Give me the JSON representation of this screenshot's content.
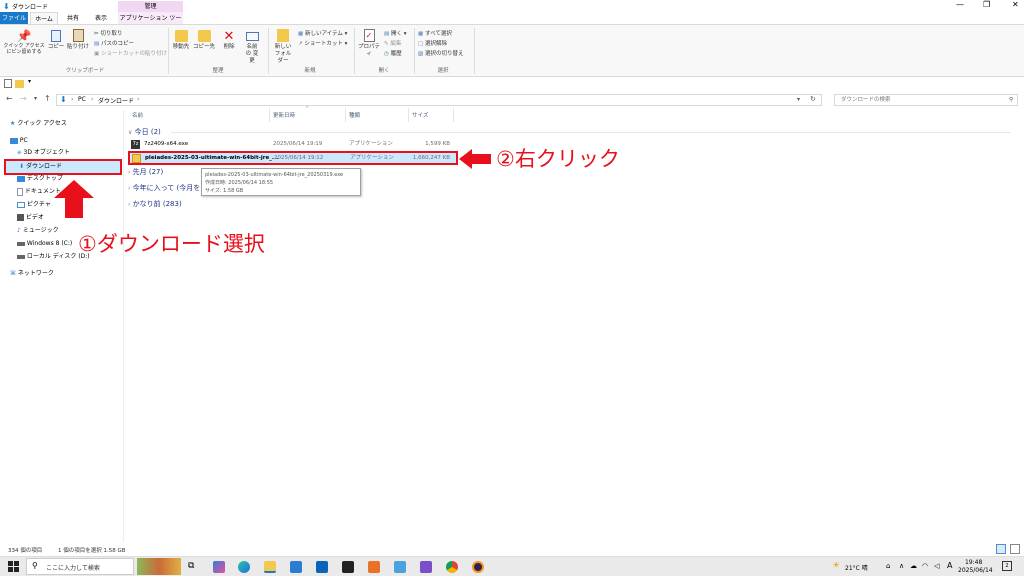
{
  "window": {
    "title": "ダウンロード",
    "controls": [
      "minimize-icon",
      "maximize-icon",
      "close-icon"
    ]
  },
  "ribbon": {
    "context_tab_header": "管理",
    "tabs": [
      {
        "label": "ファイル"
      },
      {
        "label": "ホーム"
      },
      {
        "label": "共有"
      },
      {
        "label": "表示"
      },
      {
        "label": "アプリケーション ツール"
      }
    ],
    "clipboard": {
      "pin": "クイック アクセス にピン留めする",
      "copy": "コピー",
      "paste": "貼り付け",
      "cut": "切り取り",
      "copy_path": "パスのコピー",
      "paste_shortcut": "ショートカットの貼り付け",
      "label": "クリップボード"
    },
    "organize": {
      "move": "移動先",
      "copy_to": "コピー先",
      "delete": "削除",
      "rename": "名前の 変更",
      "label": "整理"
    },
    "new": {
      "folder": "新しい フォルダー",
      "new_item": "新しいアイテム",
      "shortcut": "ショートカット",
      "label": "新規"
    },
    "open": {
      "properties": "プロパティ",
      "open": "開く",
      "edit": "編集",
      "history": "履歴",
      "label": "開く"
    },
    "select": {
      "all": "すべて選択",
      "none": "選択解除",
      "invert": "選択の切り替え",
      "label": "選択"
    }
  },
  "address": {
    "path": [
      "PC",
      "ダウンロード"
    ],
    "search_placeholder": "ダウンロードの検索"
  },
  "nav": {
    "items": [
      {
        "label": "クイック アクセス",
        "icon": "star-icon",
        "color": "#2f7fd8"
      },
      {
        "label": "PC",
        "icon": "pc-icon",
        "color": "#3a88d6"
      },
      {
        "label": "3D オブジェクト",
        "icon": "cube-icon",
        "color": "#5fb1e6"
      },
      {
        "label": "ダウンロード",
        "icon": "download-icon",
        "color": "#2b78d4"
      },
      {
        "label": "デスクトップ",
        "icon": "desktop-icon",
        "color": "#2f8be0"
      },
      {
        "label": "ドキュメント",
        "icon": "document-icon",
        "color": "#8a97a8"
      },
      {
        "label": "ピクチャ",
        "icon": "picture-icon",
        "color": "#4b8fcf"
      },
      {
        "label": "ビデオ",
        "icon": "video-icon",
        "color": "#555"
      },
      {
        "label": "ミュージック",
        "icon": "music-icon",
        "color": "#2f7fd8"
      },
      {
        "label": "Windows 8 (C:)",
        "icon": "drive-icon",
        "color": "#666"
      },
      {
        "label": "ローカル ディスク (D:)",
        "icon": "drive-icon",
        "color": "#666"
      },
      {
        "label": "ネットワーク",
        "icon": "network-icon",
        "color": "#2f7fd8"
      }
    ]
  },
  "columns": {
    "name": "名前",
    "date": "更新日時",
    "type": "種類",
    "size": "サイズ"
  },
  "groups": {
    "today": "今日 (2)",
    "last_month": "先月 (27)",
    "this_year": "今年に入って (今月を",
    "long_ago": "かなり前 (283)"
  },
  "files": [
    {
      "name": "7z2409-x64.exe",
      "date": "2025/06/14 19:19",
      "type": "アプリケーション",
      "size": "1,599 KB",
      "icon": "7zip-icon"
    },
    {
      "name": "pleiades-2025-03-ultimate-win-64bit-jre_...",
      "date": "2025/06/14 19:12",
      "type": "アプリケーション",
      "size": "1,660,247 KB",
      "icon": "zip-icon"
    }
  ],
  "tooltip": {
    "line1": "pleiades-2025-03-ultimate-win-64bit-jre_20250319.exe",
    "line2": "作成日時: 2025/06/14 18:55",
    "line3": "サイズ: 1.58 GB"
  },
  "annotations": {
    "step1": "①ダウンロード選択",
    "step2": "②右クリック"
  },
  "status": {
    "count": "334 個の項目",
    "selected": "1 個の項目を選択 1.58 GB"
  },
  "taskbar": {
    "search_placeholder": "ここに入力して検索",
    "weather": "21°C 晴",
    "ime": "A",
    "time": "19:48",
    "date": "2025/06/14",
    "notif": "2"
  },
  "colors": {
    "accent": "#1979ca",
    "selection": "#cce8ff",
    "annotation": "#e8101a"
  }
}
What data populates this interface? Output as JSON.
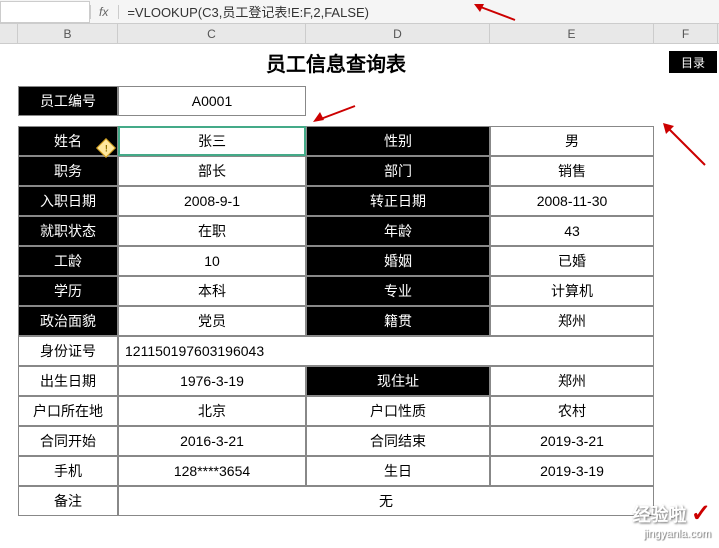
{
  "formula_bar": {
    "name_box": "",
    "fx_label": "fx",
    "formula": "=VLOOKUP(C3,员工登记表!E:F,2,FALSE)"
  },
  "columns": {
    "b": "B",
    "c": "C",
    "d": "D",
    "e": "E",
    "f": "F"
  },
  "title": "员工信息查询表",
  "menu_label": "目录",
  "search": {
    "label": "员工编号",
    "value": "A0001"
  },
  "rows": [
    {
      "l1": "姓名",
      "v1": "张三",
      "l2": "性别",
      "v2": "男"
    },
    {
      "l1": "职务",
      "v1": "部长",
      "l2": "部门",
      "v2": "销售"
    },
    {
      "l1": "入职日期",
      "v1": "2008-9-1",
      "l2": "转正日期",
      "v2": "2008-11-30"
    },
    {
      "l1": "就职状态",
      "v1": "在职",
      "l2": "年龄",
      "v2": "43"
    },
    {
      "l1": "工龄",
      "v1": "10",
      "l2": "婚姻",
      "v2": "已婚"
    },
    {
      "l1": "学历",
      "v1": "本科",
      "l2": "专业",
      "v2": "计算机"
    },
    {
      "l1": "政治面貌",
      "v1": "党员",
      "l2": "籍贯",
      "v2": "郑州"
    }
  ],
  "id_row": {
    "label": "身份证号",
    "value": "121150197603196043"
  },
  "rows2": [
    {
      "l1": "出生日期",
      "v1": "1976-3-19",
      "l2": "现住址",
      "v2": "郑州"
    },
    {
      "l1": "户口所在地",
      "v1": "北京",
      "l2": "户口性质",
      "v2": "农村"
    },
    {
      "l1": "合同开始",
      "v1": "2016-3-21",
      "l2": "合同结束",
      "v2": "2019-3-21"
    },
    {
      "l1": "手机",
      "v1": "128****3654",
      "l2": "生日",
      "v2": "2019-3-19"
    }
  ],
  "remark": {
    "label": "备注",
    "value": "无"
  },
  "watermark": {
    "main": "经验啦",
    "sub": "jingyanla.com"
  }
}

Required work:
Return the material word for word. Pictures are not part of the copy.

Finished exercise:
Give me the JSON representation of this screenshot's content.
{
  "window": {
    "title": "ダウンロード",
    "controls": [
      "minimize-icon",
      "maximize-icon",
      "close-icon"
    ]
  },
  "ribbon": {
    "context_tab_header": "管理",
    "tabs": [
      {
        "label": "ファイル"
      },
      {
        "label": "ホーム"
      },
      {
        "label": "共有"
      },
      {
        "label": "表示"
      },
      {
        "label": "アプリケーション ツール"
      }
    ],
    "clipboard": {
      "pin": "クイック アクセス にピン留めする",
      "copy": "コピー",
      "paste": "貼り付け",
      "cut": "切り取り",
      "copy_path": "パスのコピー",
      "paste_shortcut": "ショートカットの貼り付け",
      "label": "クリップボード"
    },
    "organize": {
      "move": "移動先",
      "copy_to": "コピー先",
      "delete": "削除",
      "rename": "名前の 変更",
      "label": "整理"
    },
    "new": {
      "folder": "新しい フォルダー",
      "new_item": "新しいアイテム",
      "shortcut": "ショートカット",
      "label": "新規"
    },
    "open": {
      "properties": "プロパティ",
      "open": "開く",
      "edit": "編集",
      "history": "履歴",
      "label": "開く"
    },
    "select": {
      "all": "すべて選択",
      "none": "選択解除",
      "invert": "選択の切り替え",
      "label": "選択"
    }
  },
  "address": {
    "path": [
      "PC",
      "ダウンロード"
    ],
    "search_placeholder": "ダウンロードの検索"
  },
  "nav": {
    "items": [
      {
        "label": "クイック アクセス",
        "icon": "star-icon",
        "color": "#2f7fd8"
      },
      {
        "label": "PC",
        "icon": "pc-icon",
        "color": "#3a88d6"
      },
      {
        "label": "3D オブジェクト",
        "icon": "cube-icon",
        "color": "#5fb1e6"
      },
      {
        "label": "ダウンロード",
        "icon": "download-icon",
        "color": "#2b78d4"
      },
      {
        "label": "デスクトップ",
        "icon": "desktop-icon",
        "color": "#2f8be0"
      },
      {
        "label": "ドキュメント",
        "icon": "document-icon",
        "color": "#8a97a8"
      },
      {
        "label": "ピクチャ",
        "icon": "picture-icon",
        "color": "#4b8fcf"
      },
      {
        "label": "ビデオ",
        "icon": "video-icon",
        "color": "#555"
      },
      {
        "label": "ミュージック",
        "icon": "music-icon",
        "color": "#2f7fd8"
      },
      {
        "label": "Windows 8 (C:)",
        "icon": "drive-icon",
        "color": "#666"
      },
      {
        "label": "ローカル ディスク (D:)",
        "icon": "drive-icon",
        "color": "#666"
      },
      {
        "label": "ネットワーク",
        "icon": "network-icon",
        "color": "#2f7fd8"
      }
    ]
  },
  "columns": {
    "name": "名前",
    "date": "更新日時",
    "type": "種類",
    "size": "サイズ"
  },
  "groups": {
    "today": "今日 (2)",
    "last_month": "先月 (27)",
    "this_year": "今年に入って (今月を",
    "long_ago": "かなり前 (283)"
  },
  "files": [
    {
      "name": "7z2409-x64.exe",
      "date": "2025/06/14 19:19",
      "type": "アプリケーション",
      "size": "1,599 KB",
      "icon": "7zip-icon"
    },
    {
      "name": "pleiades-2025-03-ultimate-win-64bit-jre_...",
      "date": "2025/06/14 19:12",
      "type": "アプリケーション",
      "size": "1,660,247 KB",
      "icon": "zip-icon"
    }
  ],
  "tooltip": {
    "line1": "pleiades-2025-03-ultimate-win-64bit-jre_20250319.exe",
    "line2": "作成日時: 2025/06/14 18:55",
    "line3": "サイズ: 1.58 GB"
  },
  "annotations": {
    "step1": "①ダウンロード選択",
    "step2": "②右クリック"
  },
  "status": {
    "count": "334 個の項目",
    "selected": "1 個の項目を選択 1.58 GB"
  },
  "taskbar": {
    "search_placeholder": "ここに入力して検索",
    "weather": "21°C 晴",
    "ime": "A",
    "time": "19:48",
    "date": "2025/06/14",
    "notif": "2"
  },
  "colors": {
    "accent": "#1979ca",
    "selection": "#cce8ff",
    "annotation": "#e8101a"
  }
}
What data populates this interface? Output as JSON.
{
  "formula_bar": {
    "name_box": "",
    "fx_label": "fx",
    "formula": "=VLOOKUP(C3,员工登记表!E:F,2,FALSE)"
  },
  "columns": {
    "b": "B",
    "c": "C",
    "d": "D",
    "e": "E",
    "f": "F"
  },
  "title": "员工信息查询表",
  "menu_label": "目录",
  "search": {
    "label": "员工编号",
    "value": "A0001"
  },
  "rows": [
    {
      "l1": "姓名",
      "v1": "张三",
      "l2": "性别",
      "v2": "男"
    },
    {
      "l1": "职务",
      "v1": "部长",
      "l2": "部门",
      "v2": "销售"
    },
    {
      "l1": "入职日期",
      "v1": "2008-9-1",
      "l2": "转正日期",
      "v2": "2008-11-30"
    },
    {
      "l1": "就职状态",
      "v1": "在职",
      "l2": "年龄",
      "v2": "43"
    },
    {
      "l1": "工龄",
      "v1": "10",
      "l2": "婚姻",
      "v2": "已婚"
    },
    {
      "l1": "学历",
      "v1": "本科",
      "l2": "专业",
      "v2": "计算机"
    },
    {
      "l1": "政治面貌",
      "v1": "党员",
      "l2": "籍贯",
      "v2": "郑州"
    }
  ],
  "id_row": {
    "label": "身份证号",
    "value": "121150197603196043"
  },
  "rows2": [
    {
      "l1": "出生日期",
      "v1": "1976-3-19",
      "l2": "现住址",
      "v2": "郑州"
    },
    {
      "l1": "户口所在地",
      "v1": "北京",
      "l2": "户口性质",
      "v2": "农村"
    },
    {
      "l1": "合同开始",
      "v1": "2016-3-21",
      "l2": "合同结束",
      "v2": "2019-3-21"
    },
    {
      "l1": "手机",
      "v1": "128****3654",
      "l2": "生日",
      "v2": "2019-3-19"
    }
  ],
  "remark": {
    "label": "备注",
    "value": "无"
  },
  "watermark": {
    "main": "经验啦",
    "sub": "jingyanla.com"
  }
}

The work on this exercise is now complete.